Concussions occur when the brain is jostled inside the skull after a blow to the head or body. Outward symptoms of a concussion may include the following: temporary loss of consciousness, general confusion, complaints of headaches, amnesia surrounding the traumatic event, dizziness, ringing in the ears, nausea or vomiting, slurred speech, and fatigue. However, the most significant and dangerous symptom is not as readily detectable. Concussions can cause swelling of the brain, which can lead to permanent brain damage and even death if left untreated. Some concussions may initially appear minor, but they are a form of traumatic brain injury, and even minor concussions can lead to permanent brain damage without prompt medical attention.
Virginia is among a number of states that have recently passed legislation intended to promote awareness about the risks of concussions in student-athletes and the dangers of players returning to the field too soon.
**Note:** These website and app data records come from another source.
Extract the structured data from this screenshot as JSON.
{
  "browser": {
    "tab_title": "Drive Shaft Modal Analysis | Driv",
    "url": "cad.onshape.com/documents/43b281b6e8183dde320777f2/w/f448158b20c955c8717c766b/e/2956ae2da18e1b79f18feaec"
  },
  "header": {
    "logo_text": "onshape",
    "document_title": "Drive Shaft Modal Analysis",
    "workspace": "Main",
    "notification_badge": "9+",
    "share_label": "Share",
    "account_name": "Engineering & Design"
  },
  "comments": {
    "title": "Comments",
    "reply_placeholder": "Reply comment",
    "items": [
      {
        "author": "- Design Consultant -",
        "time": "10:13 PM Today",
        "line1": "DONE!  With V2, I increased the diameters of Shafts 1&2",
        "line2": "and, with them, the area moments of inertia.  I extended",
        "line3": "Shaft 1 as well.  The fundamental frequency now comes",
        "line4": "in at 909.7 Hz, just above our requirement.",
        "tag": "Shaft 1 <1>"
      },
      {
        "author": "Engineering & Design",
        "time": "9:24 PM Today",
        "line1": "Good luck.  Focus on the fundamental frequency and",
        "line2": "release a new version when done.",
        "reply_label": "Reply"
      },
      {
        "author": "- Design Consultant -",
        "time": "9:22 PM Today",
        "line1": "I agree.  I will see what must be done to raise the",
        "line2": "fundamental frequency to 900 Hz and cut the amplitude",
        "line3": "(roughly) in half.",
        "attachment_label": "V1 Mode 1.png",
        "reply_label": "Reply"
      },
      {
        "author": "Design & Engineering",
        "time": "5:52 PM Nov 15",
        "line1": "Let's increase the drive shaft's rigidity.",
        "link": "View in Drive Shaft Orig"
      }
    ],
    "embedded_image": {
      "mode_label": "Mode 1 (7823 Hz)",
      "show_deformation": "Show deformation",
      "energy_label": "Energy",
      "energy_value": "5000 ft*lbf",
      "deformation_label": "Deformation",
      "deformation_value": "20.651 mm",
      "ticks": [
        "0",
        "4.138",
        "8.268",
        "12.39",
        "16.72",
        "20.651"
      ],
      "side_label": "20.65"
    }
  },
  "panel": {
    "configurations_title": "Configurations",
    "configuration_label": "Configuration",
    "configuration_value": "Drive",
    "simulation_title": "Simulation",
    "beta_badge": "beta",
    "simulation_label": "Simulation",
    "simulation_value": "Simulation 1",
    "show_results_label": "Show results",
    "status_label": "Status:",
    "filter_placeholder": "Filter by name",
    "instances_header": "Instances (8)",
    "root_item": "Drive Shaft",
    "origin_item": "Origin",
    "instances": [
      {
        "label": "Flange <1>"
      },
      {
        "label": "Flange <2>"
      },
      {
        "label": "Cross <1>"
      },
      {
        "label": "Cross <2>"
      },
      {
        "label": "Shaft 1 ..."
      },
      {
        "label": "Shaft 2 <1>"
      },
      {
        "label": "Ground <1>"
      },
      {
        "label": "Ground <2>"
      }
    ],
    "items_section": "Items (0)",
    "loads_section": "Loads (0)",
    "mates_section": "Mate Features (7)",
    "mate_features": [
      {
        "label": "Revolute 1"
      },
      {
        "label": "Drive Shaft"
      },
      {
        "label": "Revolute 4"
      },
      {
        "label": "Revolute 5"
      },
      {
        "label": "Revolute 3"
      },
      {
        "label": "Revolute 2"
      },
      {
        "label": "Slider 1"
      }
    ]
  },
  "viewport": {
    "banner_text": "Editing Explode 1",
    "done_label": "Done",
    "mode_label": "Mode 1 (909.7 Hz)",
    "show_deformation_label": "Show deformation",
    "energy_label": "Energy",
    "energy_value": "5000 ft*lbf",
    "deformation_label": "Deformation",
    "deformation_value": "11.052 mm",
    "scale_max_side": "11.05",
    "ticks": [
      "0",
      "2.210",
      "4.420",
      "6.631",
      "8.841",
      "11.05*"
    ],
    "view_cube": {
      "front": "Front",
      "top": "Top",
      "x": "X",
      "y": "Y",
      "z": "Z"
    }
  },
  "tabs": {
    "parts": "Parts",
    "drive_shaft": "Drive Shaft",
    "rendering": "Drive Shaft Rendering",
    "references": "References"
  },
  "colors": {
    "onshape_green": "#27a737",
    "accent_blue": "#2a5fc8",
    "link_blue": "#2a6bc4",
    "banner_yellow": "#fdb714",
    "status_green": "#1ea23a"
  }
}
In 2006, Zack Lystedt, playing for his middle school football team in Seattle, Washington, suffered a seemingly minor concussion when his head struck the ground after tackling an opponent. He never lost consciousness and was able to walk to the sideline under his own power. Zack sat out only three snaps before returning to the field. Not understanding the extent of his injury, his coaches allowed him to play the rest of the game. Soon after the final whistle, Zack collapsed on the field and was rushed by helicopter to a nearby hospital.
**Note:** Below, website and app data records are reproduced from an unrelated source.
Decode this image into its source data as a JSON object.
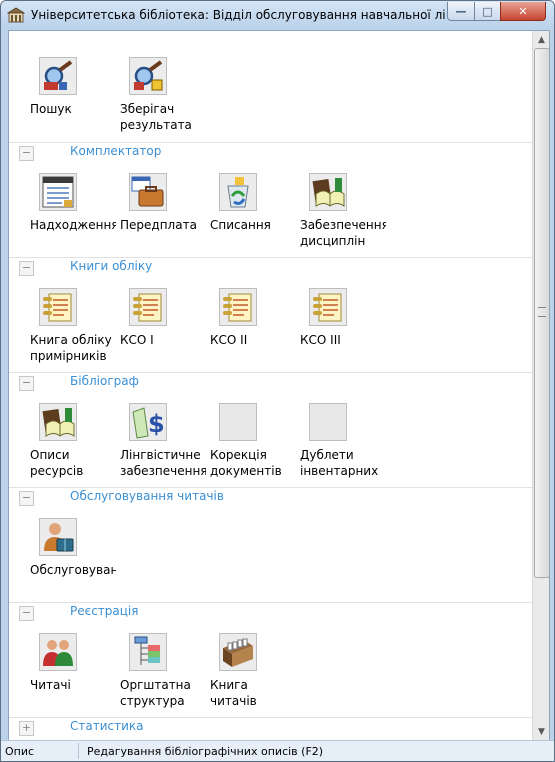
{
  "window": {
    "title": "Університетська бібліотека: Відділ обслуговування навчальної літератур...",
    "minimize": "—",
    "maximize": "□",
    "close": "✕"
  },
  "top_items": [
    {
      "label": "Пошук",
      "icon": "search-magnifier-icon"
    },
    {
      "label": "Зберігач\nрезультата",
      "icon": "results-keeper-icon"
    }
  ],
  "sections": [
    {
      "title": "Комплектатор",
      "toggle": "−",
      "items": [
        {
          "label": "Надходження",
          "icon": "receipts-calendar-icon"
        },
        {
          "label": "Передплата",
          "icon": "subscription-briefcase-icon"
        },
        {
          "label": "Списання",
          "icon": "write-off-recycle-icon"
        },
        {
          "label": "Забезпечення\nдисциплін",
          "icon": "books-icon"
        }
      ]
    },
    {
      "title": "Книги обліку",
      "toggle": "−",
      "items": [
        {
          "label": "Книга обліку\nпримірників",
          "icon": "ledger-icon"
        },
        {
          "label": "КСО I",
          "icon": "ledger-icon"
        },
        {
          "label": "КСО II",
          "icon": "ledger-icon"
        },
        {
          "label": "КСО III",
          "icon": "ledger-icon"
        }
      ]
    },
    {
      "title": "Бібліограф",
      "toggle": "−",
      "items": [
        {
          "label": "Описи\nресурсів",
          "icon": "books-icon"
        },
        {
          "label": "Лінгвістичне\nзабезпечення",
          "icon": "linguistic-dollar-icon"
        },
        {
          "label": "Корекція\nдокументів",
          "icon": "blank-icon"
        },
        {
          "label": "Дублети\nінвентарних\nномерів",
          "icon": "blank-icon"
        }
      ]
    },
    {
      "title": "Обслуговування читачів",
      "toggle": "−",
      "items": [
        {
          "label": "Обслуговування",
          "icon": "reader-service-icon"
        }
      ]
    },
    {
      "title": "Реєстрація",
      "toggle": "−",
      "items": [
        {
          "label": "Читачі",
          "icon": "readers-icon"
        },
        {
          "label": "Оргштатна\nструктура",
          "icon": "org-structure-icon"
        },
        {
          "label": "Книга\nчитачів",
          "icon": "card-box-icon"
        }
      ]
    },
    {
      "title": "Статистика",
      "toggle": "+",
      "items": []
    }
  ],
  "status": {
    "left": "Опис",
    "right": "Редагування бібліографічних описів (F2)"
  }
}
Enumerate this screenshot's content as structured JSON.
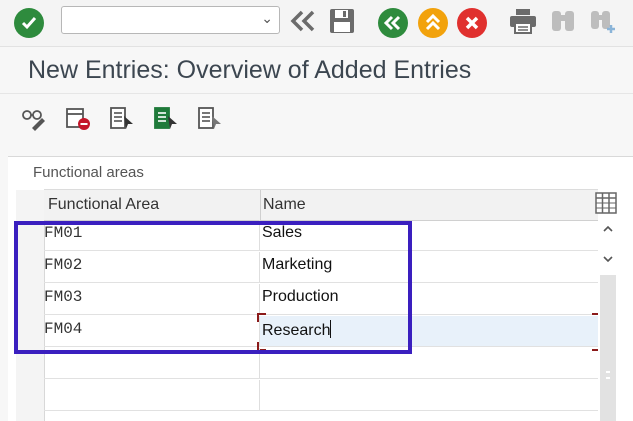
{
  "toolbar": {
    "command_field": {
      "value": "",
      "placeholder": ""
    },
    "icons": [
      "enter-icon",
      "collapse-icon",
      "save-icon",
      "back-icon",
      "exit-icon",
      "cancel-icon",
      "print-icon",
      "find-icon",
      "find-next-icon"
    ]
  },
  "title": "New Entries: Overview of Added Entries",
  "app_toolbar": {
    "icons": [
      "display-change-icon",
      "delete-icon",
      "select-all-icon",
      "select-block-icon",
      "deselect-all-icon"
    ]
  },
  "panel": {
    "title": "Functional areas",
    "columns": [
      "Functional Area",
      "Name"
    ],
    "rows": [
      {
        "code": "FM01",
        "name": "Sales"
      },
      {
        "code": "FM02",
        "name": "Marketing"
      },
      {
        "code": "FM03",
        "name": "Production"
      },
      {
        "code": "FM04",
        "name": "Research"
      }
    ]
  },
  "colors": {
    "green": "#2e8b3d",
    "amber": "#f2a20c",
    "red": "#e0302e",
    "highlight_box": "#3a1fbf",
    "active_cell": "#e8f1fa"
  }
}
He underwent emergency surgery to remove part of his skull to relieve the pressure from his swollen brain. The surgery saved his life, but Zack lapsed into a coma. Three months later, he awoke to a new reality. It would be 9 more months before young Zack was able to speak a word, 13 months before he moved an arm or leg, and almost two years before he was able to eat without the assistance of a feeding tube. Zack suffered a permanent brain injury, simply because he returned to the field too soon instead of being sent for immediate medical treatment.
In 2009, his native Washington state passed the "Zack Lystedt Law", designed to prevent this tragedy from occurring to another player by mandating a procedure for student-athletes to receive clearance to return to the field after sustaining a concussion or head injury. Using this pioneering legislation as a model, thirty-two states have passed their own version of the "Zack Lystedt Law" as of December 2011.
Virginia's variation of this law was enacted on April 11, 2010, and went into effect on July 1, 2011. The purpose of the legislation is to inform and educate student-athletes, their parents and guardians, and coaches and trainers about the risks of concussions, the criteria for removal from and return to play, and the dangers of not reporting the injury and continuing to play. The legislation has three requirements for school districts:
- Before a student will be permitted to play any sport, both the student-athlete and his or her legal parent or guardian must annually sign and return a form acknowledging receipt and understanding of the rules and regulations concerning concussions; and
- A student-athlete who appears to have suffered a concussion must be removed from the game or practice immediately and will not be permitted to continue for at least the remainder of that day; and
- Any student-athlete suspected of sustaining a concussion or head injury must be cleared to play in writing by a licensed health care professional trained in the evaluation and management of concussions before returning to play or practice.
Although this legislation is an excellent first step, heartbreaking stories like Zack Lystedt's will continue to occur until parents, coaches, and student-athletes educate themselves about the dangers of concussions. Playing through even minor head injuries can have tragic and permanent consequences.